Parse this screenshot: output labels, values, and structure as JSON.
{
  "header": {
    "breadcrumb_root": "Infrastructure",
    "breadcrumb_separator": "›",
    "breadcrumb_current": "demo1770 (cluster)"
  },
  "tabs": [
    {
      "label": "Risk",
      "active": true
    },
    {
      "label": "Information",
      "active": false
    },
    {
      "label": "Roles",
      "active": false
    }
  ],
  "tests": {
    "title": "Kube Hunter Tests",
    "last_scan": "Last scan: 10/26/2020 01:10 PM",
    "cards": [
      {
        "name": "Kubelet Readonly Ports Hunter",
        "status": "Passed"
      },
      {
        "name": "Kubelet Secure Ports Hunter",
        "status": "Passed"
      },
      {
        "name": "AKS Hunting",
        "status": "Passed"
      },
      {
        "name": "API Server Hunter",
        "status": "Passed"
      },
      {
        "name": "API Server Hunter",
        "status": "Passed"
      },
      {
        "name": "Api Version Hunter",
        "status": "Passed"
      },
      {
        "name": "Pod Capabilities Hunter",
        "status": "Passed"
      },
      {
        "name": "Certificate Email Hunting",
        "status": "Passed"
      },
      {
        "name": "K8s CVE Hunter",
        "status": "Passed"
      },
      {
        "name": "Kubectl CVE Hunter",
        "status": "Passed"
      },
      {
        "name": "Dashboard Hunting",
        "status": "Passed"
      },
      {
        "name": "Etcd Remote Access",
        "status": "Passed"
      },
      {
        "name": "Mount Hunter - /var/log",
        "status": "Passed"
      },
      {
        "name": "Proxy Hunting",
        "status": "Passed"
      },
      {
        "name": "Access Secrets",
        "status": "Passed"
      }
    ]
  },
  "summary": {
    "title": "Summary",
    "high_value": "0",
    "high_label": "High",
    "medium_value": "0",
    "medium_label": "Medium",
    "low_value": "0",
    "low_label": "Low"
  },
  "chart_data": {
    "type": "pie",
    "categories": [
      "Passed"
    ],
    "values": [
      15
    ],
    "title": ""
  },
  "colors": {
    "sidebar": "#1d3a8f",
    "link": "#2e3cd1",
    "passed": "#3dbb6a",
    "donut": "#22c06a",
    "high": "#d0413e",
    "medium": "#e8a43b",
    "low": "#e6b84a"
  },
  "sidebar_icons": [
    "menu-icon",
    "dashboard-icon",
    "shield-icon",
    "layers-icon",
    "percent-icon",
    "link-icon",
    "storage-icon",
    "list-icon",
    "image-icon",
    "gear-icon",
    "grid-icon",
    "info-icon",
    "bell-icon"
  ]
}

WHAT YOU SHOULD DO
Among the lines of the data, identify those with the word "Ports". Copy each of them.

YOUR RESPONSE
        "name": "Kubelet Readonly Ports Hunter",
        "name": "Kubelet Secure Ports Hunter",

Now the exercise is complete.